- _WORK INSTRUCTION_: Which of the lines in the data mention the string "orci"? List them all.
═══ MATERIAL FOR THIS TASK
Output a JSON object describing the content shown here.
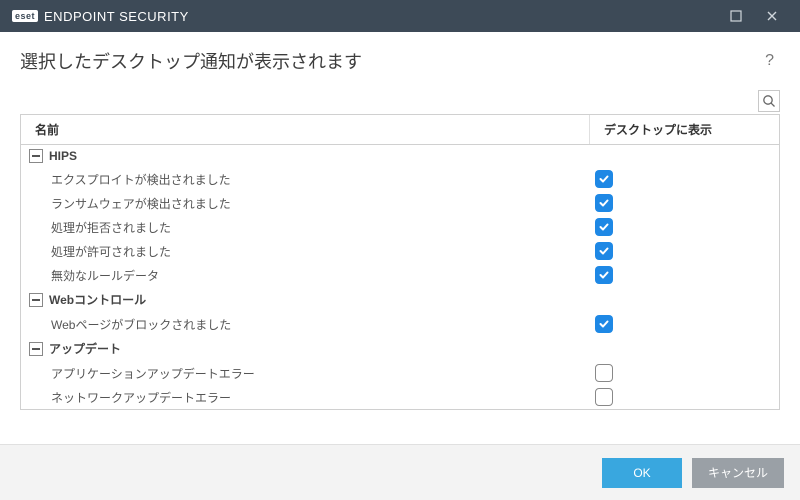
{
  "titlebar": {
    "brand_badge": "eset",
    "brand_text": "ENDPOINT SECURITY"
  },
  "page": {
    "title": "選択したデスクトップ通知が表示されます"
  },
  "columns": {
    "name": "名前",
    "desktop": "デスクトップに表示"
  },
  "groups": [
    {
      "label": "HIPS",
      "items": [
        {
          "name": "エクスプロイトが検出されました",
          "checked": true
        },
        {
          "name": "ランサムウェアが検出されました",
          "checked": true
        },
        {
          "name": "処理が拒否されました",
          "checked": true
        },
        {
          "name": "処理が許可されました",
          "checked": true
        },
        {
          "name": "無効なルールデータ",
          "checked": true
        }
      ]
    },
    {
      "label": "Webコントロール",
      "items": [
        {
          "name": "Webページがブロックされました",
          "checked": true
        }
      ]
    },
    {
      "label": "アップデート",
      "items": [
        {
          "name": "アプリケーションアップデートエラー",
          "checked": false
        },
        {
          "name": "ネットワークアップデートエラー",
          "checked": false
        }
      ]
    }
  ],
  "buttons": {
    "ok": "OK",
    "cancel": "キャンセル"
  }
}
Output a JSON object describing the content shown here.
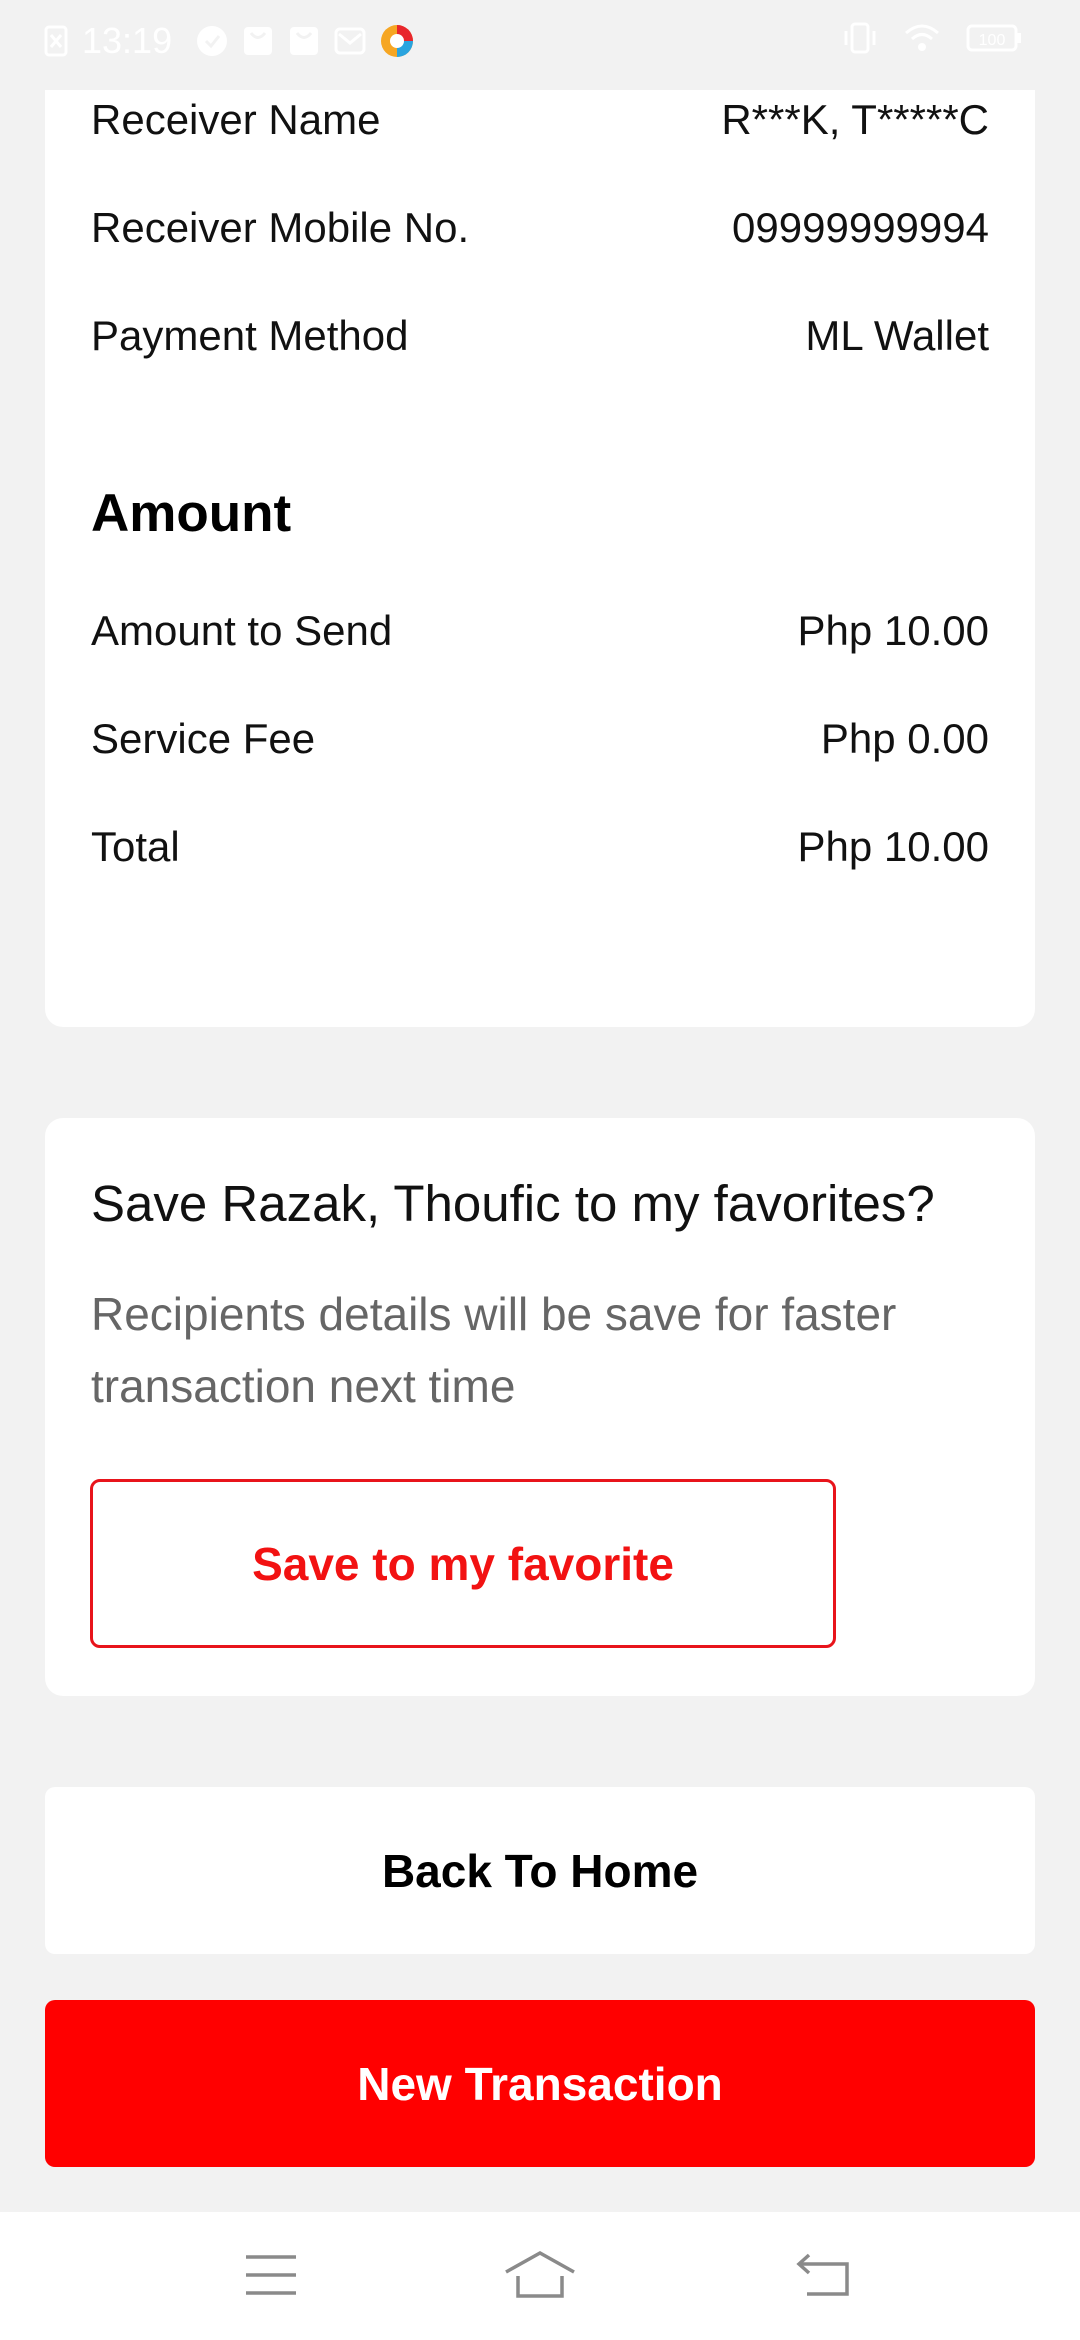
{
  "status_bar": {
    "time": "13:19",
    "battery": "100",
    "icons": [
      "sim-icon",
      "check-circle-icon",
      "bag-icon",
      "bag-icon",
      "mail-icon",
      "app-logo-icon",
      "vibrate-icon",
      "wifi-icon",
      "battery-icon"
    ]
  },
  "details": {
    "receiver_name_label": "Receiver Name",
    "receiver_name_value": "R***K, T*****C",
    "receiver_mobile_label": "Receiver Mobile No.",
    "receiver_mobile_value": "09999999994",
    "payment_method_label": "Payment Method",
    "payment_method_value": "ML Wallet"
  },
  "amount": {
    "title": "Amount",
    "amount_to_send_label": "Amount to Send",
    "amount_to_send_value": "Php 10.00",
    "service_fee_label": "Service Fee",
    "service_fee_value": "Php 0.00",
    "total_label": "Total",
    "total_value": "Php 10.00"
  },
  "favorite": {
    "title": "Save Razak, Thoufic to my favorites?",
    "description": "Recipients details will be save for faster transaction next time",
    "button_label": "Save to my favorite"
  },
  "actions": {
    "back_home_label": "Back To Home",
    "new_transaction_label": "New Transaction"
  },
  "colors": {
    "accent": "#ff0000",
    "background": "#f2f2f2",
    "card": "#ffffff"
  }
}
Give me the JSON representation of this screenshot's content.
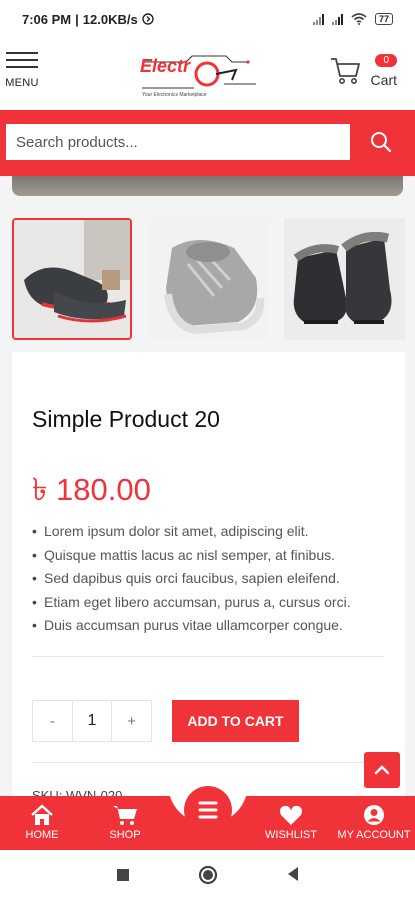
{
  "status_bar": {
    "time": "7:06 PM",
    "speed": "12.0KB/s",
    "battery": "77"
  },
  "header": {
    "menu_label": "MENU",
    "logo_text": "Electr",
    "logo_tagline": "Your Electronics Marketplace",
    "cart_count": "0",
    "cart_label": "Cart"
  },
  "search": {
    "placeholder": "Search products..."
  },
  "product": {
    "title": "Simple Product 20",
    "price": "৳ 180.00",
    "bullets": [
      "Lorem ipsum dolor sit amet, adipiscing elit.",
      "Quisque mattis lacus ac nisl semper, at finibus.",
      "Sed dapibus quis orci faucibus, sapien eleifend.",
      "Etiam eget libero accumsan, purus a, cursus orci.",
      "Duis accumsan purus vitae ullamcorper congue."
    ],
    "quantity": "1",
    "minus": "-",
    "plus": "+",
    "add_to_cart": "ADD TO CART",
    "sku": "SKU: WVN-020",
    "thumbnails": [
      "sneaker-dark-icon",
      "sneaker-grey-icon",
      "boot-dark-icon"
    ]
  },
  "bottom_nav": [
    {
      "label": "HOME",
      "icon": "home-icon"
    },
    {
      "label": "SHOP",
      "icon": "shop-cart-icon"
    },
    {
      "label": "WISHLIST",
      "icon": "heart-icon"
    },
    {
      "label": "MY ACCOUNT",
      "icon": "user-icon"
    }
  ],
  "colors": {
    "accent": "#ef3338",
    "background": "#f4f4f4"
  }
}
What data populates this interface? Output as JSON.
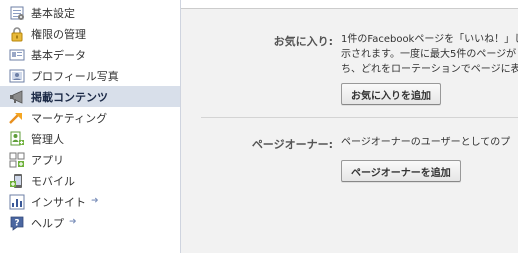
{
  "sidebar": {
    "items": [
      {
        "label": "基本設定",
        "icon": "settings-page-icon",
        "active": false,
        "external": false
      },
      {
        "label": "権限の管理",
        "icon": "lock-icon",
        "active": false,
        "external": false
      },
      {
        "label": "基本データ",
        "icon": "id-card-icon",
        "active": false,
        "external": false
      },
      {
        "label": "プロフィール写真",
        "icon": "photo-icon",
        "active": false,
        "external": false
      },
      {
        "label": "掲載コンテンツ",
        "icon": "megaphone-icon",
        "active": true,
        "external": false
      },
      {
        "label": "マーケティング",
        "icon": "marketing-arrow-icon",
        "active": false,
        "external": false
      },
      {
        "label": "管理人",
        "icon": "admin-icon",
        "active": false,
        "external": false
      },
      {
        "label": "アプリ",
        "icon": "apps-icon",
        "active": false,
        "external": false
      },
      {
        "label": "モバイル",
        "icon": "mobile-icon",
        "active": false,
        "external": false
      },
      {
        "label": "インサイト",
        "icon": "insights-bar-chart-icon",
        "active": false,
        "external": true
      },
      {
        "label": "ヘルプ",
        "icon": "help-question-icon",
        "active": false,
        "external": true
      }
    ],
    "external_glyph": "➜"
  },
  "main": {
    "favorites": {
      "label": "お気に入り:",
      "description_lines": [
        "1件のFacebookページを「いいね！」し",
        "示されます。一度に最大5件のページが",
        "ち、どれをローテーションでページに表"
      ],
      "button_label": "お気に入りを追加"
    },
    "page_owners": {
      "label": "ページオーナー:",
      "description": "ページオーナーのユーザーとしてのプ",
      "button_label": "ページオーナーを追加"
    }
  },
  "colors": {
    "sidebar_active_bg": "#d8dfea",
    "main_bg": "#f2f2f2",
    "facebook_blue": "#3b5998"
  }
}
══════
- _THE COMPLETED TASK_:
      "Sed dapibus quis orci faucibus, sapien eleifend.",
      "Etiam eget libero accumsan, purus a, cursus orci.",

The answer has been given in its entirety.